For today's entry, I think I'll take what I talked about last night and show how I am applying it in M.A/C.C. So, in short, this is another blog about the Player Characters and how they progress through the game. It may end up not being a particularly long entry, but it should give a bit more insight into the game itself as well as what I was speaking about in yesterday's post.
Power Progression Structure
For the power progression in the game I opted to go with a point buy system, while the structure for the point buy is different from GURPS and Champions, and what you can buy isn't quite as in depth (the idea, at least starting off is to not have crazy powers flying around) but the basic idea behind it is essentially the same. There aren't levels, nor do you unlock access to new abilities by crossing a threshold of experience gained or spent, everything that is in the game is open to you right from the beginning. Along with all the strengths and weaknesses that system brings with it.
Essentially, at character creation you receive a number of points to buy your core stats with. After which, you are given another allotment of points to buy skills, perks (read: advantages), and restrictions (read: disadvantages). Finally, you are given a final allotment of points for buying your gear, basically your gadgets, gizmos, armor, and weaponry.
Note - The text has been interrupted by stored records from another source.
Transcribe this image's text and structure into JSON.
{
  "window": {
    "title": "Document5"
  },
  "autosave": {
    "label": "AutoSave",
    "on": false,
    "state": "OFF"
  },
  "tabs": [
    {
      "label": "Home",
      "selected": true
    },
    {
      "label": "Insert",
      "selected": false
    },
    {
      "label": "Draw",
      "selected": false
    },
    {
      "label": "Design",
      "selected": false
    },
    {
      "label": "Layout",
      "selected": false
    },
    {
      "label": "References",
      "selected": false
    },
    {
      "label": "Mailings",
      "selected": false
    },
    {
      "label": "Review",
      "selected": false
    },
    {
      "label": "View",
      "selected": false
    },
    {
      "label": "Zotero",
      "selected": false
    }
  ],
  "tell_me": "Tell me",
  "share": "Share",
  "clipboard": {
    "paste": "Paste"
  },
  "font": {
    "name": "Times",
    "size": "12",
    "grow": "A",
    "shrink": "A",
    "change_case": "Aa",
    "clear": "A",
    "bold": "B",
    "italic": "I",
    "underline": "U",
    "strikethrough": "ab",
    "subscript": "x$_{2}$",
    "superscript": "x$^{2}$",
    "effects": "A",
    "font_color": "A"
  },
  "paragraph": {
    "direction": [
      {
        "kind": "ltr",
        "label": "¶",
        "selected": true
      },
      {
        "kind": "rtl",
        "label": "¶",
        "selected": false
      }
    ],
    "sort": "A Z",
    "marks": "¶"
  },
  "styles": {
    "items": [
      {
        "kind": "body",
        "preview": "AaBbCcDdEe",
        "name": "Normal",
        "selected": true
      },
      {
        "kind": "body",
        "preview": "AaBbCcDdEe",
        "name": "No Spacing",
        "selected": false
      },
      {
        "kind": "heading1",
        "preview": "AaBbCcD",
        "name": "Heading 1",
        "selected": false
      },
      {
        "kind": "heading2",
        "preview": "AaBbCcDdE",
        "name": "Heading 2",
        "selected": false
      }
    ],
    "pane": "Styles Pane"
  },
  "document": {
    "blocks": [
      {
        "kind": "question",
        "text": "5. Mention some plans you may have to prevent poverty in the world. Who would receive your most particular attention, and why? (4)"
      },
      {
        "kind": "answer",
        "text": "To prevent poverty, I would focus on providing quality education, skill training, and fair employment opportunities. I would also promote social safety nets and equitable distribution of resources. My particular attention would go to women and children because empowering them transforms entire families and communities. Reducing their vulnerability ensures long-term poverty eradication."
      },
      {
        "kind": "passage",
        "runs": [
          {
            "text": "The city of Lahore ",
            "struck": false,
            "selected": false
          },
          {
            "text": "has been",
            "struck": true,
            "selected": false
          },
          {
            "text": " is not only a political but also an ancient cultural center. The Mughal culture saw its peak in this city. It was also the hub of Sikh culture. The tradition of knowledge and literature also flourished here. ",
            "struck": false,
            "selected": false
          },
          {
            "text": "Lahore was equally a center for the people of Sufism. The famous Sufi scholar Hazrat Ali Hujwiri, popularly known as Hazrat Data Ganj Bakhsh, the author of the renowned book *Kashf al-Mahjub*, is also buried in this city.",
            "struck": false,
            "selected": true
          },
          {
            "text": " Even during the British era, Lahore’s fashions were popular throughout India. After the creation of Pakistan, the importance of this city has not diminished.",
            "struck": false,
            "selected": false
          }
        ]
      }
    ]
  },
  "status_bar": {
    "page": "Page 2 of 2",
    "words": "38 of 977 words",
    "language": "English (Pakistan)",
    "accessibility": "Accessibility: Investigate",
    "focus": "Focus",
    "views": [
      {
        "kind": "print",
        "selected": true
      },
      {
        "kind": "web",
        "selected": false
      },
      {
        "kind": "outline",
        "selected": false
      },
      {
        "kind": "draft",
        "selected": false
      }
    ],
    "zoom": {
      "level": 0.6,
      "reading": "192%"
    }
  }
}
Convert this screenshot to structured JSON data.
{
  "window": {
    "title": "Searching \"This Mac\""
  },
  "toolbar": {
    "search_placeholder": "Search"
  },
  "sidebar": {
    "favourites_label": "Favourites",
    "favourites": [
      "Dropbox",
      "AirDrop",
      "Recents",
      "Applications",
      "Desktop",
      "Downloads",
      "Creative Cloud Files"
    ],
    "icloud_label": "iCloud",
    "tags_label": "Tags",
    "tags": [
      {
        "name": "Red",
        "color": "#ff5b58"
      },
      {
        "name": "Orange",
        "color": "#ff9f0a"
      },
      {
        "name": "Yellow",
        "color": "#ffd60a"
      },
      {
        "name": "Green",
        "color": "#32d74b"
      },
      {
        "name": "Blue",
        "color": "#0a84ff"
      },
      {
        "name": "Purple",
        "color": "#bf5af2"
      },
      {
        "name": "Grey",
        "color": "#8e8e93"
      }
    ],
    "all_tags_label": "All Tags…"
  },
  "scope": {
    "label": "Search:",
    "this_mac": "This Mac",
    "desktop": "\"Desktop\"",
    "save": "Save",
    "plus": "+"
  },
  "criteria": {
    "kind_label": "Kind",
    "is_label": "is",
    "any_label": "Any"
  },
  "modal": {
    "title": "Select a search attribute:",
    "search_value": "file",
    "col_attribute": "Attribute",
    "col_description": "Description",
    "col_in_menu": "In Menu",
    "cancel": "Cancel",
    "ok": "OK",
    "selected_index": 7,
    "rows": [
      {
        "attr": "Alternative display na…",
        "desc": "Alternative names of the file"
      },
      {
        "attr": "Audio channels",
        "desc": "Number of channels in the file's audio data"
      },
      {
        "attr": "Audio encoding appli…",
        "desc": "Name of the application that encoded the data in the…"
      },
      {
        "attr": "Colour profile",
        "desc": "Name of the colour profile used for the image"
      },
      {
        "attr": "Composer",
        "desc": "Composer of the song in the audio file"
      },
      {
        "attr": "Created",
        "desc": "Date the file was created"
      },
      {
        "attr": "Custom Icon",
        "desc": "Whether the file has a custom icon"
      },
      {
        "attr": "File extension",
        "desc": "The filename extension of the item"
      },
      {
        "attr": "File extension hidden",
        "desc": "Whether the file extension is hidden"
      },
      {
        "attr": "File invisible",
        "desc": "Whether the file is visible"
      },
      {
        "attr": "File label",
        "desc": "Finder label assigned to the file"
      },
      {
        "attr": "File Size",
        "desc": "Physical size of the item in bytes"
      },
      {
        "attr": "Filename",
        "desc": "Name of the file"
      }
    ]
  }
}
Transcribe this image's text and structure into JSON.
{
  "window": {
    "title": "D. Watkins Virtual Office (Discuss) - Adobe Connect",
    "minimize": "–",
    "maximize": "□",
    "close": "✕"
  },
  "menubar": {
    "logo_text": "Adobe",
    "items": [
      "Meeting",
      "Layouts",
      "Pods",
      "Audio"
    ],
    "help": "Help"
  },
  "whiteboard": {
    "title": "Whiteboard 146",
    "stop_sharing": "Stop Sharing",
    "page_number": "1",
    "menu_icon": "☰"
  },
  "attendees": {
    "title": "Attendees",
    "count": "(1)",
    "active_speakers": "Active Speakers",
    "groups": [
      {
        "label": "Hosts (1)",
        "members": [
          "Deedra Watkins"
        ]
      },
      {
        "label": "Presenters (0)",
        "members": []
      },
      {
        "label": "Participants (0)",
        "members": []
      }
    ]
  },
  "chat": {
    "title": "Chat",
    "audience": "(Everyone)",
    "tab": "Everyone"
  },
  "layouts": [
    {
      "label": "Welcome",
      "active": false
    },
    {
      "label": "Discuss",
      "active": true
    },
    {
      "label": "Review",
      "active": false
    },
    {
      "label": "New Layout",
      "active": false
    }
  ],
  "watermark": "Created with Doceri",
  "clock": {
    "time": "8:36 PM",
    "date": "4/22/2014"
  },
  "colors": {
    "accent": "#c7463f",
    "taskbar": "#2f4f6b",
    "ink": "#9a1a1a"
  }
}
In this, character creation follows the structure of a lot of 'Mixed' player progression systems, though I still stand by the lack of any levels, and the fact that you can start a new character off as a complete combat monster (literally as good mechanically at it as you can be in the system, right from the beginning), or a monster in any other aspect that you want.
Actual progression with experience is currently a bit closer to a level progression system. It is rare that you see Batman, Green Arrow, or any of the other types this game is trying to emulate actually improve mid-story in the way that characters tend to during the course of a game. So, the idea is to keep XP gains during the story to a minimum (though not 0), while giving a lump sum of it at the conclusion of the story, before the next one begins in what I'm currently calling 'Training Time'. This though, requires a bit of testing, as the idea isn't to stifle the feel of the character's growth, so much as it is to make it feel more like the target genre that the game is going for.
Where a new player will start off power-wise in the world, as I said, is an important decision. For M.A/C.C considering the genre, and the characters we are trying to emulate, I opted for players starting above and beyond the normal person. You start off competent, and the assumption is that PCs are highly competent, and highly talented individuals.
You start off with enough points to be 'above average' in every stat, or you can choose to specialize and be truly capable in that area. As I said above, it is possible to be the best possible mechanical fighter in the game right from the beginning. You have just enough points to pull it off, however, you are going to be incredibly weak in other areas of the game. It is however important that the option is there for the player.
This means GMs may have a bit of trouble balancing things between characters at times, but considering the game is you starting off having just finished 5-10 years of intense training, or already being intensely trained in some other fashion before you return to wage your personal war, it is perfectly within genre to do, and there are more than enough other ways to challenge players in the system that I'm not overly worried about the fact that you can max out one or two areas right from the get go.
Hopefully this shows you a bit more of what I was talking about yesterday via its application in M.A/C.C. Keep those points in mind when making your own game.